What makes the ABC dish a comforting food for me is the simple brown gravy generally made with chicken broth, soy sauce, and cornstarch. I’m a sucker for gravy like hipsters are suckers for egg on top of everything. (A fried egg on top of ABC sounds like a good idea, by the way.)
Many of the Chinese restaurants have their own gravy recipe. For example the gravy at my aunt’s humble restaurant in Eastpointe includes pieces of bamboo shoots and water chestnuts while other restaurants include pieces of chicken and diced onions, celery, and/or mushrooms.
My father, who worked as a cook for American-Chinese restaurants around metro Detroit, says he has been making the ABC gravy the same way as when he first started working in Detroit’s Chinatown in the 1970s.
But what makes the dish really satisfying is the double-fried chicken breast, a rare cut in New York’s American-Chinese restaurants that prefer the cheaper thighs.

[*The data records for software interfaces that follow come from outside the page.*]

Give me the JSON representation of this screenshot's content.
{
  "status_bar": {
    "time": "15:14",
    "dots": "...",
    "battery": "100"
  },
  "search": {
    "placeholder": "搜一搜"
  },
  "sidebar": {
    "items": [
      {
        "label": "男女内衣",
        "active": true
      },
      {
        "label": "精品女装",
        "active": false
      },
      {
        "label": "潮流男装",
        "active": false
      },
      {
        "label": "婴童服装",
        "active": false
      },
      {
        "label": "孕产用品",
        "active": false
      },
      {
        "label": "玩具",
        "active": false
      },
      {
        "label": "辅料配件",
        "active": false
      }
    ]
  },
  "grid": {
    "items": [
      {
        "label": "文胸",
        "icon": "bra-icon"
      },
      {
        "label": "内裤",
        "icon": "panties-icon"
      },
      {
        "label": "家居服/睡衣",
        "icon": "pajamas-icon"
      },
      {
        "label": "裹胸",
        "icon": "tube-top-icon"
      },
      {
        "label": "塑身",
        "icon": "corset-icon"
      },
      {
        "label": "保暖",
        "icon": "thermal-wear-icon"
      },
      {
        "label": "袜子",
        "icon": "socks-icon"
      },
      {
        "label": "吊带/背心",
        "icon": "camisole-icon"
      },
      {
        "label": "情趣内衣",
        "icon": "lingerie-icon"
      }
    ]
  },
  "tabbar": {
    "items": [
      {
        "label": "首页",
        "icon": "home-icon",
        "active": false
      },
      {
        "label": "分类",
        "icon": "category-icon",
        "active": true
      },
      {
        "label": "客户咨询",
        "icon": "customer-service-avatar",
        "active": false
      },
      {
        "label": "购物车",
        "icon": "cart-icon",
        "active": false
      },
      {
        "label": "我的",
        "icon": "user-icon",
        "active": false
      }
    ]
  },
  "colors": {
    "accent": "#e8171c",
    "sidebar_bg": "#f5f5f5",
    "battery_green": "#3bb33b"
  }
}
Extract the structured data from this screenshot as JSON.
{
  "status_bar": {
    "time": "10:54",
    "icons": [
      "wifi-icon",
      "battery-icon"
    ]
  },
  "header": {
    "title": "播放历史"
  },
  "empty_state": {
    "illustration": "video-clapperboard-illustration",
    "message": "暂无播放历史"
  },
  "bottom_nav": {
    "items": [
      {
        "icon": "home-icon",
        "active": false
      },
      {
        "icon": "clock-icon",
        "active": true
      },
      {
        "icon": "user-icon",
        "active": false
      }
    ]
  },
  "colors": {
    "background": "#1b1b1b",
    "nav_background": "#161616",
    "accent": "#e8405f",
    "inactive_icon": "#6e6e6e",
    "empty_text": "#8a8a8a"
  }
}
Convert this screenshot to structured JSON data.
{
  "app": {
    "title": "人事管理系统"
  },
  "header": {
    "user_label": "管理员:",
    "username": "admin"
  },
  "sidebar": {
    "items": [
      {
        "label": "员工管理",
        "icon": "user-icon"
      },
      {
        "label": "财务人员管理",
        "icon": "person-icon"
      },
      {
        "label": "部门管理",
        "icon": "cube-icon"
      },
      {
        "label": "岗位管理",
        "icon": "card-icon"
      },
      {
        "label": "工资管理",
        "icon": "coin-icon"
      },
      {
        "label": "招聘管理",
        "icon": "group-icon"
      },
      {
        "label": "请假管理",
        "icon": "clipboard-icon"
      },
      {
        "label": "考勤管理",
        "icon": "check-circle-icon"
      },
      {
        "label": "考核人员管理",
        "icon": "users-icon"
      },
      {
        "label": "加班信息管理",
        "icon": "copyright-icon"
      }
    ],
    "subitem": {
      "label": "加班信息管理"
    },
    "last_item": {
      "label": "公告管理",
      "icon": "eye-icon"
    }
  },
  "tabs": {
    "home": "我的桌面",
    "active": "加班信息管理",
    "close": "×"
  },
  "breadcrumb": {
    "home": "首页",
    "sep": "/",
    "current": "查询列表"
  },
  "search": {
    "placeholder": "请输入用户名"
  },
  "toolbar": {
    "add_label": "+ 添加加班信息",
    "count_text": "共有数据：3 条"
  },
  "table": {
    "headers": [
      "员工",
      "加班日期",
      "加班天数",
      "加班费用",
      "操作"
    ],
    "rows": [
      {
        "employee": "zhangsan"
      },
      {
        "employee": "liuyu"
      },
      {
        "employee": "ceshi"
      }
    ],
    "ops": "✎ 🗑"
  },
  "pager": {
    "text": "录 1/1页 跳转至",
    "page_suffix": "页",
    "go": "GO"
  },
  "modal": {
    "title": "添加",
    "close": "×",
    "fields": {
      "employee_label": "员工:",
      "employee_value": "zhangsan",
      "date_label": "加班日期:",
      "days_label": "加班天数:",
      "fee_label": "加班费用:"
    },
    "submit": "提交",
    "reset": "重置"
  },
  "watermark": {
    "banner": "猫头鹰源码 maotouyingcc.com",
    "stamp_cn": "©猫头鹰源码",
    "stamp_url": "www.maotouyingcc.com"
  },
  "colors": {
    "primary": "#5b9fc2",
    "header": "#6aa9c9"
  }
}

The batter is a mixture of flour, cornstarch, and baking powder, which give the chicken a unique crunch that’s like no other fried chicken I’ve ever had.
Not only does frying the chicken twice make it extra crispy, but it also helps speed up cooking time after you place your order, making the dish a hearty fast food.
The best part about the double-fried chicken is that it stays crispy when you order carryout.
I prefer to eat almond boneless chicken on top of fried or white rice then doused in gravy. Sure, it’s not the prettiest pile in the world, but it’s definitely delicious. Every bite gets a bit of rice, gravy, fried chicken, crisp lettuce, and crunchy almonds. When it comes to my preferred preparation, my relatives’ restaurants in Macomb County are my go-to spots. They all know that war su gai (ABC in Cantonese) is my favorite dish.
Now that I’m living in New York, I wish I had learned how to make it from my parents. When popular New York chef Danny Bowien announced he was serving American-Chinese food at one of his restaurants last year, I almost begged him on Twitter to add ABC on the menu. What stopped me was that I didn’t think he would be familiar with it since he’s not from Detroit.
As a person of Chinese descent, I probably shouldn’t like the American-born dish. There’s nothing really Chinese about it. The few things that make it Chinese is that it was most likely created by a Chinese chef, it’s served with rice, and it’s only offered at Chinese restaurants.
But that’s fine with me and everyone else who loves almond boneless chicken.
Helen Kwong was born and raised in Macomb County and is a research specialist at NBC News. She moved to New York in 2008 and has been missing her favorite Michigan foods and drinks ever since.
Special thanks: The Peterboro, 420 Peterboro St., Detroit; 313-833-1111.
A Dish Reimagined
The almond boneless chicken pictured at right is not the traditional dish you’ll find at most Detroit-area Chinese takeout joints. It’s a modern rendition while staying true to the traditional form, says Brion Wong, who prepares this dish at The Peterboro.
“We’re not even using classical techniques … we’re using the tools at our disposal,” he says. For example, “the poached chicken is put together very much like a soup dumpling, which is a ground meat or fish component that is held together by a gelatinous stock and we use the same procedure” in this take on the classic.
Of course when reimagining a dish that deviates from the norm, there will always be debate.
“I have heard ‘This is the worst thing I have ever eaten.’ I have heard ‘This is the best thing I have ever eaten,’ ” Wong says, adding that through his version of ABC, he hopes to bring people back to a taste or a flavor memory that they’ve had — or introduce them to something new.
The real test?
“I was sitting at the bar the other day and I said to someone else, ’I think the greatest compliment I can ever get is when another Asian person goes like this (nods) and eats and goes ‘mmm.’ ”
Part of our 2016 Food Issue series on iconic Michigan dishes.